▸ Work to complete
Using the data below, return all lines in which "heading" appears.

Entries taken from a collection:
╔══

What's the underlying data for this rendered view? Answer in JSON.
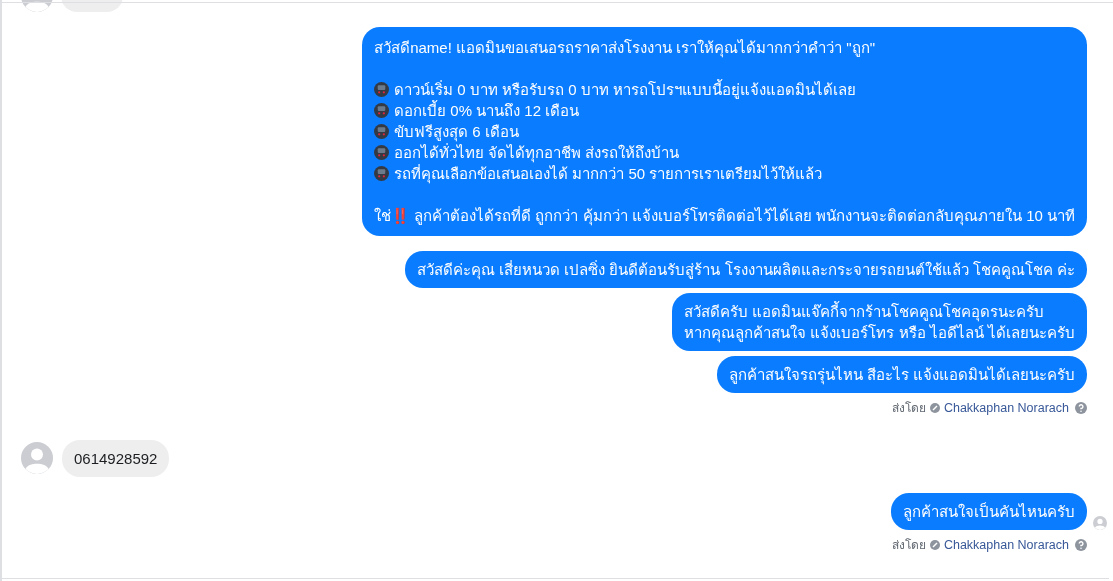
{
  "messages": [
    {
      "outgoing": false,
      "kind": "cut"
    },
    {
      "outgoing": true,
      "kind": "blocks",
      "blocks": [
        {
          "kind": "text",
          "text": "สวัสดีname! แอดมินขอเสนอรถราคาส่งโรงงาน เราให้คุณได้มากกว่าคำว่า \"ถูก\""
        },
        {
          "kind": "bullets",
          "items": [
            "ดาวน์เริ่ม 0 บาท หรือรับรถ 0 บาท หารถโปรฯแบบนี้อยู่แจ้งแอดมินได้เลย",
            "ดอกเบี้ย 0% นานถึง 12 เดือน",
            "ขับฟรีสูงสุด 6 เดือน",
            "ออกได้ทั่วไทย จัดได้ทุกอาชีพ ส่งรถให้ถึงบ้าน",
            "รถที่คุณเลือกข้อเสนอเองได้ มากกว่า 50 รายการเราเตรียมไว้ให้แล้ว"
          ]
        },
        {
          "kind": "text",
          "text": "ใช่‼️ ลูกค้าต้องได้รถที่ดี ถูกกว่า คุ้มกว่า แจ้งเบอร์โทรติดต่อไว้ได้เลย พนักงานจะติดต่อกลับคุณภายใน 10 นาที"
        }
      ]
    },
    {
      "outgoing": true,
      "kind": "lines",
      "lines": [
        "สวัสดีค่ะคุณ เสี่ยหนวด เปลซิ่ง ยินดีต้อนรับสู่ร้าน โรงงานผลิตและกระจายรถยนต์ใช้แล้ว โชคคูณโชค ค่ะ"
      ]
    },
    {
      "outgoing": true,
      "kind": "lines",
      "lines": [
        "สวัสดีครับ แอดมินแจ๊คกี้จากร้านโชคคูณโชคอุดรนะครับ",
        "หากคุณลูกค้าสนใจ แจ้งเบอร์โทร หรือ ไอดีไลน์ ได้เลยนะครับ"
      ]
    },
    {
      "outgoing": true,
      "kind": "lines",
      "lines": [
        "ลูกค้าสนใจรถรุ่นไหน สีอะไร แจ้งแอดมินได้เลยนะครับ"
      ]
    },
    {
      "kind": "sent_by",
      "label": "ส่งโดย",
      "name": "Chakkaphan Norarach"
    },
    {
      "outgoing": false,
      "kind": "lines",
      "lines": [
        "0614928592"
      ]
    },
    {
      "outgoing": true,
      "kind": "lines",
      "seen": true,
      "lines": [
        "ลูกค้าสนใจเป็นคันไหนครับ"
      ]
    },
    {
      "kind": "sent_by",
      "label": "ส่งโดย",
      "name": "Chakkaphan Norarach"
    }
  ]
}
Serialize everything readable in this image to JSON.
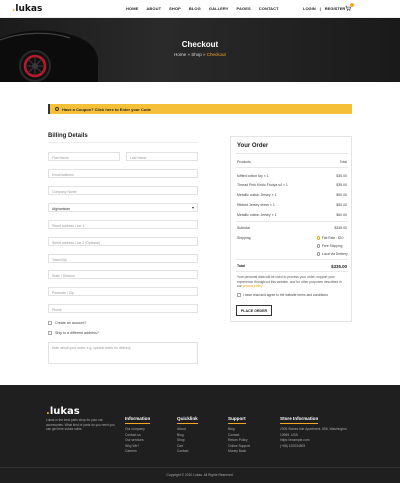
{
  "brand": {
    "logo_dot": ".",
    "logo_name": "lukas"
  },
  "nav": {
    "items": [
      "HOME",
      "ABOUT",
      "SHOP",
      "BLOG",
      "GALLERY",
      "PAGES",
      "CONTACT"
    ]
  },
  "account": {
    "login": "LOGIN",
    "separator": "|",
    "register": "REGISTER",
    "cart_icon": "cart-icon"
  },
  "hero": {
    "title": "Checkout",
    "crumb_home": "Home",
    "crumb_sep1": "»",
    "crumb_shop": "Shop",
    "crumb_sep2": "»",
    "crumb_current": "Checkout"
  },
  "coupon": {
    "text": "Have a Coupon? Click here to Enter your Code"
  },
  "billing": {
    "title": "Billing Details",
    "first_name": "First Name",
    "last_name": "Last Name",
    "email": "Email Address",
    "company": "Company Name",
    "country": "Afghanistan",
    "address1": "Street address Line 1",
    "address2": "Street address Line 2 (Optional)",
    "city": "Town/City",
    "state": "State / Division",
    "postcode": "Postcode / Zip",
    "phone": "Phone",
    "create_account": "Create an account?",
    "ship_different": "Ship to a different address?",
    "notes": "Note about your order, e.g. special notes for delivery"
  },
  "order": {
    "title": "Your Order",
    "head_product": "Products",
    "head_total": "Total",
    "items": [
      {
        "name": "tuffted cotton fay × 1",
        "price": "$35.00"
      },
      {
        "name": "Thread Pink Kindo Fiodya s4 × 1",
        "price": "$35.00"
      },
      {
        "name": "Metallic cotton Jersey × 1",
        "price": "$50.00"
      },
      {
        "name": "Ribbed Jersey dress × 1",
        "price": "$50.00"
      },
      {
        "name": "Metallic cotton Jersey × 1",
        "price": "$60.00"
      }
    ],
    "subtotal_label": "Subtotal",
    "subtotal_value": "$335.00",
    "shipping_label": "Shipping",
    "shipping_options": [
      "Flat Rate : $10",
      "Free Shipping",
      "Local via Delivery"
    ],
    "total_label": "Total",
    "total_value": "$335.00",
    "privacy_text": "Your personal data will be used to process your order, support your experience throughout this website, and for other purposes described in our",
    "privacy_link": "privacy policy.",
    "terms_label": "I have read and agree to the website terms and conditions",
    "place_order": "PLACE ORDER"
  },
  "footer": {
    "logo_dot": ".",
    "logo_name": "lukas",
    "desc": "Lukas is the best parts shop for your car accessories. What kind of parts do you need you can get here soluta nobis",
    "information": {
      "heading": "Information",
      "items": [
        "Our company",
        "Contact us",
        "Our services",
        "Why We?",
        "Careers"
      ]
    },
    "quicklink": {
      "heading": "Quicklink",
      "items": [
        "About",
        "Blog",
        "Shop",
        "Cart",
        "Contact"
      ]
    },
    "support": {
      "heading": "Support",
      "items": [
        "Blog",
        "Contact",
        "Return Policy",
        "Online Support",
        "Money Back"
      ]
    },
    "store": {
      "heading": "Store Information",
      "items": [
        "2005 Stokes Isle Apartment. 896, Washington",
        "10969. USA",
        "https://example.com",
        "(+68) 120034509"
      ]
    },
    "copyright": "Copyright © 2010 Lukas. All Rights Reserved."
  }
}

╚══

▸ Solution to this exercise
      "heading": "Information",
      "heading": "Quicklink",
      "heading": "Support",
      "heading": "Store Information",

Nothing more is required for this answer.